Schools “don’t take into account that sex is a potentially embarrassing and anxiety provoking topic,” study author Pandora Pound, a research fellow at the University of Bristol, told TIME. “The result can be awkward, painful and unsatisfactory for all involved.”

The second major problem was that schools seemed to deny that their students were sexually active, which made the information out of touch with reality, irrelevant and overly skewed toward heterosexual intercourse, the researchers say. There was little practical information: telling students about community-health services, for example, what to do if they got pregnant or the pros and cons of different kinds of birth control. Teachers also presented the information as overly scientific, with hardly a nod to pleasure and desire; female pleasure, specifically, was rarely mentioned.

Sex ed “needs to be delivered by experts who are sex positive, who enjoy their work and who are in a position to maintain clear boundaries with students,” Pound says.
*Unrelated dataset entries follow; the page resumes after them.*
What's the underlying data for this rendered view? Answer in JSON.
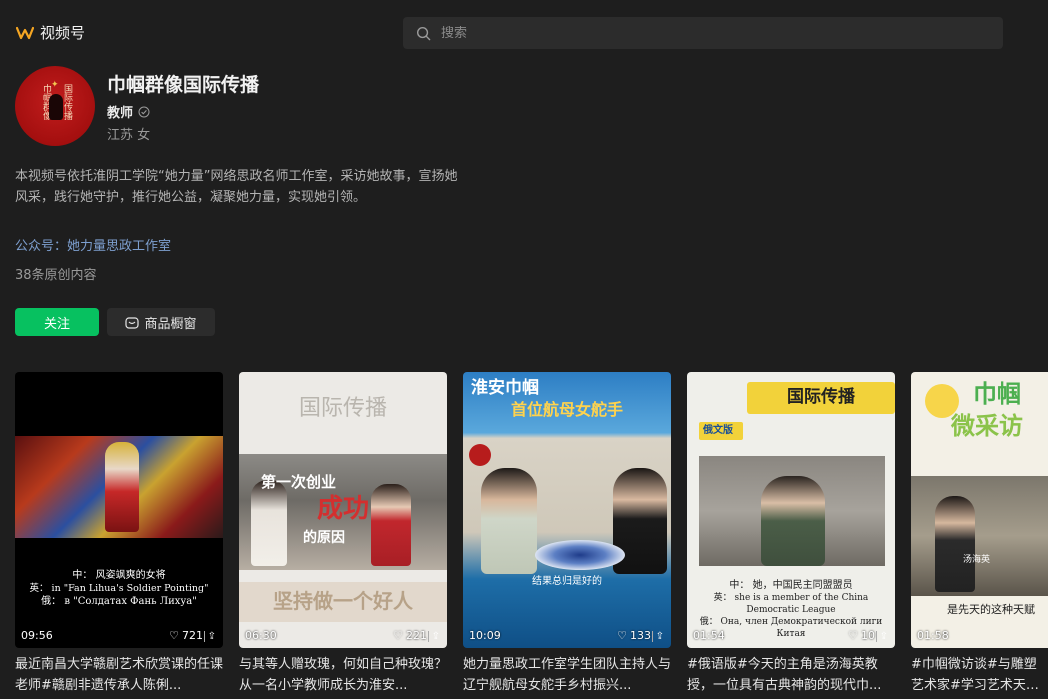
{
  "header": {
    "brand": "视频号",
    "search_placeholder": "搜索"
  },
  "profile": {
    "name": "巾帼群像国际传播",
    "role": "教师",
    "location": "江苏 女",
    "avatar_text_1": "巾帼群像",
    "avatar_text_2": "国际传播",
    "bio": "本视频号依托淮阴工学院“她力量”网络思政名师工作室，采访她故事，宣扬她风采，践行她守护，推行她公益，凝聚她力量，实现她引领。",
    "official_account": "公众号：她力量思政工作室",
    "content_count": "38条原创内容"
  },
  "actions": {
    "follow_label": "关注",
    "shop_label": "商品橱窗"
  },
  "videos": [
    {
      "duration": "09:56",
      "likes": "721",
      "description": "最近南昌大学赣剧艺术欣赏课的任课老师#赣剧非遗传承人陈俐...",
      "overlay_1": "中： 风姿飒爽的女将",
      "overlay_2": "英： in \"Fan Lihua's Soldier Pointing\"",
      "overlay_3": "俄： в \"Солдатах Фань Лихуа\""
    },
    {
      "duration": "06:30",
      "likes": "221",
      "description": "与其等人赠玫瑰，何如自己种玫瑰？从一名小学教师成长为淮安...",
      "overlay_1": "国际传播",
      "overlay_2": "第一次创业",
      "overlay_3": "成功",
      "overlay_4": "的原因",
      "overlay_5": "坚持做一个好人"
    },
    {
      "duration": "10:09",
      "likes": "133",
      "description": "她力量思政工作室学生团队主持人与辽宁舰航母女舵手乡村振兴...",
      "overlay_1": "淮安巾帼",
      "overlay_2": "首位航母女舵手",
      "overlay_3": "结果总归是好的"
    },
    {
      "duration": "01:54",
      "likes": "10",
      "description": "#俄语版#今天的主角是汤海英教授，一位具有古典神韵的现代巾...",
      "overlay_1": "国际传播",
      "overlay_2": "俄文版",
      "overlay_3": "中： 她，中国民主同盟盟员",
      "overlay_4": "英： she is a member of the China Democratic League",
      "overlay_5": "俄： Она, член Демократической лиги Китая"
    },
    {
      "duration": "01:58",
      "likes": "",
      "description": "#巾帼微访谈#与雕塑艺术家#学习艺术天赋与努力",
      "overlay_1": "巾帼",
      "overlay_2": "微采访",
      "overlay_3": "是先天的这种天赋",
      "overlay_4": "汤海英"
    }
  ],
  "colors": {
    "background": "#1e1e1e",
    "accent_green": "#07c160",
    "link_blue": "#7d9fcf",
    "brand_orange": "#f5a623"
  }
}
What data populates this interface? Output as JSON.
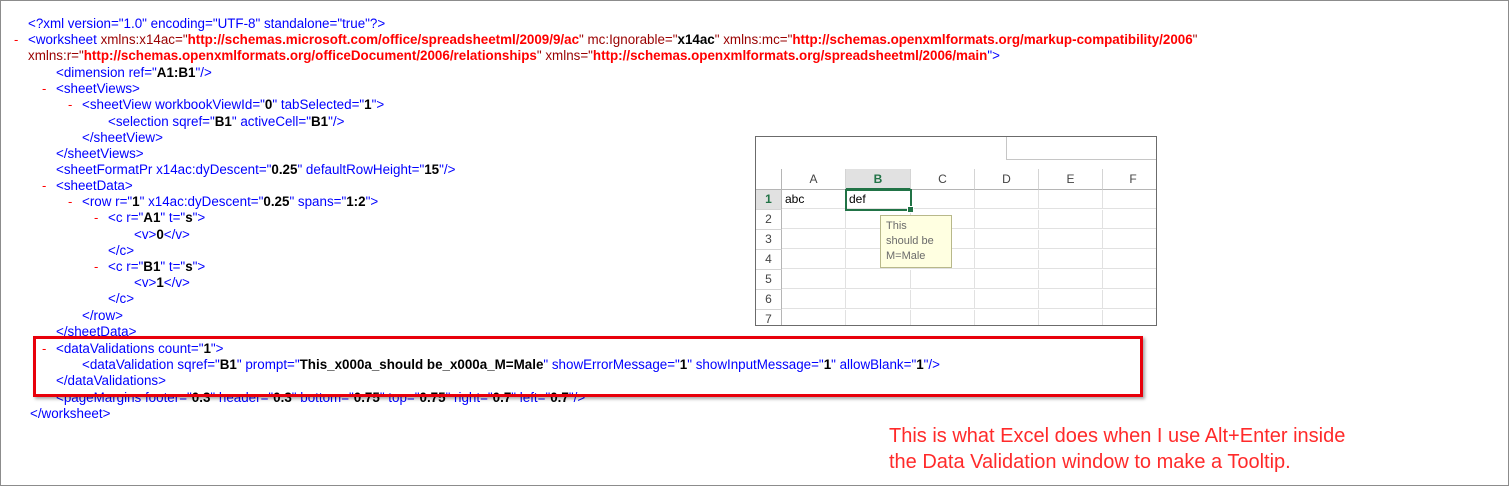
{
  "xml": {
    "declaration": "<?xml version=\"1.0\" encoding=\"UTF-8\" standalone=\"true\"?>",
    "collapse_marker": "-",
    "worksheet": {
      "open": "<worksheet",
      "attr1_name": " xmlns:x14ac=\"",
      "attr1_value": "http://schemas.microsoft.com/office/spreadsheetml/2009/9/ac",
      "attr2_name": "\" mc:Ignorable=\"",
      "attr2_value": "x14ac",
      "attr3_name": "\" xmlns:mc=\"",
      "attr3_value": "http://schemas.openxmlformats.org/markup-compatibility/2006",
      "attr3_close": "\"",
      "line2_attr_name": "xmlns:r=\"",
      "line2_attr_value": "http://schemas.openxmlformats.org/officeDocument/2006/relationships",
      "line2_attr2_name": "\" xmlns=\"",
      "line2_attr2_value": "http://schemas.openxmlformats.org/spreadsheetml/2006/main",
      "line2_close": "\">",
      "close": "</worksheet>"
    },
    "dimension": {
      "pre": "<dimension ref=\"",
      "val": "A1:B1",
      "post": "\"/>"
    },
    "sheetViews_open": "<sheetViews>",
    "sheetView": {
      "pre": "<sheetView workbookViewId=\"",
      "val1": "0",
      "mid": "\" tabSelected=\"",
      "val2": "1",
      "post": "\">"
    },
    "selection": {
      "pre": "<selection sqref=\"",
      "val1": "B1",
      "mid": "\" activeCell=\"",
      "val2": "B1",
      "post": "\"/>"
    },
    "sheetView_close": "</sheetView>",
    "sheetViews_close": "</sheetViews>",
    "sheetFormatPr": {
      "pre": "<sheetFormatPr x14ac:dyDescent=\"",
      "val1": "0.25",
      "mid": "\" defaultRowHeight=\"",
      "val2": "15",
      "post": "\"/>"
    },
    "sheetData_open": "<sheetData>",
    "row": {
      "pre": "<row r=\"",
      "val1": "1",
      "mid1": "\" x14ac:dyDescent=\"",
      "val2": "0.25",
      "mid2": "\" spans=\"",
      "val3": "1:2",
      "post": "\">"
    },
    "c1": {
      "pre": "<c r=\"",
      "val1": "A1",
      "mid": "\" t=\"",
      "val2": "s",
      "post": "\">"
    },
    "v1": {
      "pre": "<v>",
      "val": "0",
      "post": "</v>"
    },
    "c_close": "</c>",
    "c2": {
      "pre": "<c r=\"",
      "val1": "B1",
      "mid": "\" t=\"",
      "val2": "s",
      "post": "\">"
    },
    "v2": {
      "pre": "<v>",
      "val": "1",
      "post": "</v>"
    },
    "row_close": "</row>",
    "sheetData_close": "</sheetData>",
    "dataValidations": {
      "pre": "<dataValidations count=\"",
      "val": "1",
      "post": "\">"
    },
    "dataValidation": {
      "pre": "<dataValidation sqref=\"",
      "sqref": "B1",
      "m1": "\" prompt=\"",
      "prompt": "This_x000a_should be_x000a_M=Male",
      "m2": "\" showErrorMessage=\"",
      "showError": "1",
      "m3": "\" showInputMessage=\"",
      "showInput": "1",
      "m4": "\" allowBlank=\"",
      "allowBlank": "1",
      "post": "\"/>"
    },
    "dataValidations_close": "</dataValidations>",
    "pageMargins": {
      "pre": "<pageMargins footer=\"",
      "footer": "0.3",
      "m1": "\" header=\"",
      "header": "0.3",
      "m2": "\" bottom=\"",
      "bottom": "0.75",
      "m3": "\" top=\"",
      "top": "0.75",
      "m4": "\" right=\"",
      "right": "0.7",
      "m5": "\" left=\"",
      "left": "0.7",
      "post": "\"/>"
    }
  },
  "excel": {
    "columns": [
      "A",
      "B",
      "C",
      "D",
      "E",
      "F"
    ],
    "selected_column": "B",
    "rows": [
      "1",
      "2",
      "3",
      "4",
      "5",
      "6",
      "7"
    ],
    "cells": {
      "A1": "abc",
      "B1": "def"
    },
    "tooltip": "This\nshould be\nM=Male"
  },
  "annotation": {
    "line1": "This is what Excel does when I use Alt+Enter inside",
    "line2": "the Data Validation window to make a Tooltip."
  },
  "colors": {
    "tag": "#0000ff",
    "attr": "#990000",
    "value_url": "#ff0000",
    "highlight": "#e8000b",
    "excel_green": "#217346",
    "note": "#ff2a2a"
  }
}
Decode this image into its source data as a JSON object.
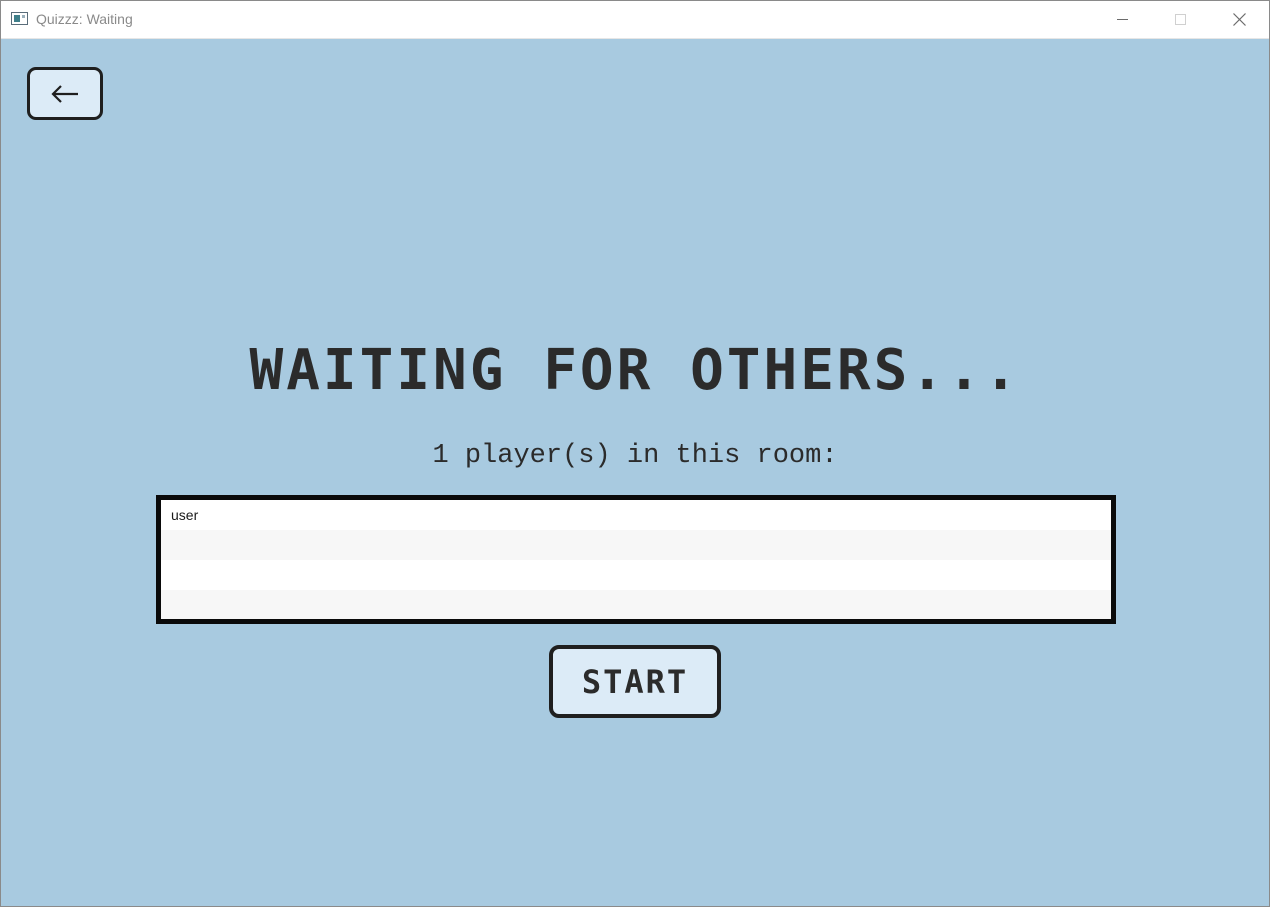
{
  "window": {
    "title": "Quizzz: Waiting"
  },
  "back_button": {
    "icon": "arrow-left-icon"
  },
  "heading": "WAITING FOR OTHERS...",
  "subheading": "1 player(s) in this room:",
  "players": [
    {
      "name": "user"
    },
    {
      "name": ""
    },
    {
      "name": ""
    },
    {
      "name": ""
    }
  ],
  "start_button": {
    "label": "START"
  },
  "colors": {
    "background": "#a8cae0",
    "button_fill": "#dcebf7",
    "text": "#2b2b2b"
  }
}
Students say it’s “cringey” to hear their regular teachers discussing sex.

From zero tolerance to zero control

To replace inflexible zero-tolerance policies, schools are adopting inflexible “no student removal” policies, writes Richard Ullman a high school teacher in Allegany County, New York, in an Education Week commentary.

Image result for violent students

Keeping “dangerous and defiant students” in the classroom makes it difficult for teachers to teach and students to learn, he argues.

If Johnny can’t read very well, the teacher gets the blame, writes Ullman. “It have more to do with the pathologically disruptive classmate who, given infinite ‘second chances’ by detached policymakers and feckless administrators, never gets removed from Johnny’s classroom.”

“Restorative justice” programs, which stress counseling, try to keep students in school, he writes. “Higher suspension and expulsion figures for minority students” are blamed for what’s known as the “school-to-prison pipeline.”

However, while all educators must be mindful of biases and pushing out kids considered at risk, it bears emphasizing that the biggest victims of warehousing miscreants are the large numbers of nondisruptive, genuinely teachable students who tend to come from the same home environments as their poorly behaved classmates.

. . .  just how many times should the student who spews obscenities be sent back to class with no reprisals? Just how much instructional time has to be sacrificed to hold yet another assembly on why yet another schoolwide brawl occurred?

Administrators and “experts” are raising the academic bar while they’re lowering or eliminating discipline standards, writes Ullman. Teachers are left to do the heavy lifting.